Activity >> Once the data has been read, restate all of it exactly.

=== Begin Enclosure ===

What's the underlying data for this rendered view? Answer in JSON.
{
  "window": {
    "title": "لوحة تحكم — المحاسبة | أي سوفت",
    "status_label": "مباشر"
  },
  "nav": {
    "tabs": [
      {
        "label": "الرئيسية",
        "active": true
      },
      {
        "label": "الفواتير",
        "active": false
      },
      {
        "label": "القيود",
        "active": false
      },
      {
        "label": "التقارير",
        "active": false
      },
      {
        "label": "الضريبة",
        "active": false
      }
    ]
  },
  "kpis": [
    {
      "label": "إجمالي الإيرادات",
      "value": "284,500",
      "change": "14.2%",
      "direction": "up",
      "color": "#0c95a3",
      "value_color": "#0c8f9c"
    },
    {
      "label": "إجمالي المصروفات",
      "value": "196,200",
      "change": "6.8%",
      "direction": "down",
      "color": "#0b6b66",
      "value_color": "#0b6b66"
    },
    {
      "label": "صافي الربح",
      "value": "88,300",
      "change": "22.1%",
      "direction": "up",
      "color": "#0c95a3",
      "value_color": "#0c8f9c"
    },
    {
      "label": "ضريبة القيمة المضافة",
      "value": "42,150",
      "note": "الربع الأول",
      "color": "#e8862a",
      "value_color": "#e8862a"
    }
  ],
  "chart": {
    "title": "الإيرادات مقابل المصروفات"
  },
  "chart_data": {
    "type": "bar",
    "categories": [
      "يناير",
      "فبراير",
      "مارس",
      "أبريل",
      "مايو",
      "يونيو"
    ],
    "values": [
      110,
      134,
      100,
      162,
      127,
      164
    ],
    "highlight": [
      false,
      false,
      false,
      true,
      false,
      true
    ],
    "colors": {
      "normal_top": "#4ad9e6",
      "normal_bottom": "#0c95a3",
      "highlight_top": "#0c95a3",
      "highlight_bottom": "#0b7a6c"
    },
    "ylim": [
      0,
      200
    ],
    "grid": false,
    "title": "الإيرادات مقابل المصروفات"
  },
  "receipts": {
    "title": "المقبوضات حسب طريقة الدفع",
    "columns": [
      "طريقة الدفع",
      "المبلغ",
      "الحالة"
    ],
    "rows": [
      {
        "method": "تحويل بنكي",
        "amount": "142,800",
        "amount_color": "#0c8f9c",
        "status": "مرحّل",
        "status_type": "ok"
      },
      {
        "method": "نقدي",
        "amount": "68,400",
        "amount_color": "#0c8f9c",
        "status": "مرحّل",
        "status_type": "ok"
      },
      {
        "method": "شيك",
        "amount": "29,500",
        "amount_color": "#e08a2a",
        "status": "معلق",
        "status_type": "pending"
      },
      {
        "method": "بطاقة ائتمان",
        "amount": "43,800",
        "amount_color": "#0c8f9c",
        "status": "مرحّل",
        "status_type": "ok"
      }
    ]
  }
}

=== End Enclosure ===

Response box >>
What's the underlying data for this rendered view? Answer in JSON.
{
  "window": {
    "title": "لوحة تحكم — المحاسبة | أي سوفت",
    "status_label": "مباشر"
  },
  "nav": {
    "tabs": [
      {
        "label": "الرئيسية",
        "active": true
      },
      {
        "label": "الفواتير",
        "active": false
      },
      {
        "label": "القيود",
        "active": false
      },
      {
        "label": "التقارير",
        "active": false
      },
      {
        "label": "الضريبة",
        "active": false
      }
    ]
  },
  "kpis": [
    {
      "label": "إجمالي الإيرادات",
      "value": "284,500",
      "change": "14.2%",
      "direction": "up",
      "color": "#0c95a3",
      "value_color": "#0c8f9c"
    },
    {
      "label": "إجمالي المصروفات",
      "value": "196,200",
      "change": "6.8%",
      "direction": "down",
      "color": "#0b6b66",
      "value_color": "#0b6b66"
    },
    {
      "label": "صافي الربح",
      "value": "88,300",
      "change": "22.1%",
      "direction": "up",
      "color": "#0c95a3",
      "value_color": "#0c8f9c"
    },
    {
      "label": "ضريبة القيمة المضافة",
      "value": "42,150",
      "note": "الربع الأول",
      "color": "#e8862a",
      "value_color": "#e8862a"
    }
  ],
  "chart": {
    "title": "الإيرادات مقابل المصروفات"
  },
  "chart_data": {
    "type": "bar",
    "categories": [
      "يناير",
      "فبراير",
      "مارس",
      "أبريل",
      "مايو",
      "يونيو"
    ],
    "values": [
      110,
      134,
      100,
      162,
      127,
      164
    ],
    "highlight": [
      false,
      false,
      false,
      true,
      false,
      true
    ],
    "colors": {
      "normal_top": "#4ad9e6",
      "normal_bottom": "#0c95a3",
      "highlight_top": "#0c95a3",
      "highlight_bottom": "#0b7a6c"
    },
    "ylim": [
      0,
      200
    ],
    "grid": false,
    "title": "الإيرادات مقابل المصروفات"
  },
  "receipts": {
    "title": "المقبوضات حسب طريقة الدفع",
    "columns": [
      "طريقة الدفع",
      "المبلغ",
      "الحالة"
    ],
    "rows": [
      {
        "method": "تحويل بنكي",
        "amount": "142,800",
        "amount_color": "#0c8f9c",
        "status": "مرحّل",
        "status_type": "ok"
      },
      {
        "method": "نقدي",
        "amount": "68,400",
        "amount_color": "#0c8f9c",
        "status": "مرحّل",
        "status_type": "ok"
      },
      {
        "method": "شيك",
        "amount": "29,500",
        "amount_color": "#e08a2a",
        "status": "معلق",
        "status_type": "pending"
      },
      {
        "method": "بطاقة ائتمان",
        "amount": "43,800",
        "amount_color": "#0c8f9c",
        "status": "مرحّل",
        "status_type": "ok"
      }
    ]
  }
}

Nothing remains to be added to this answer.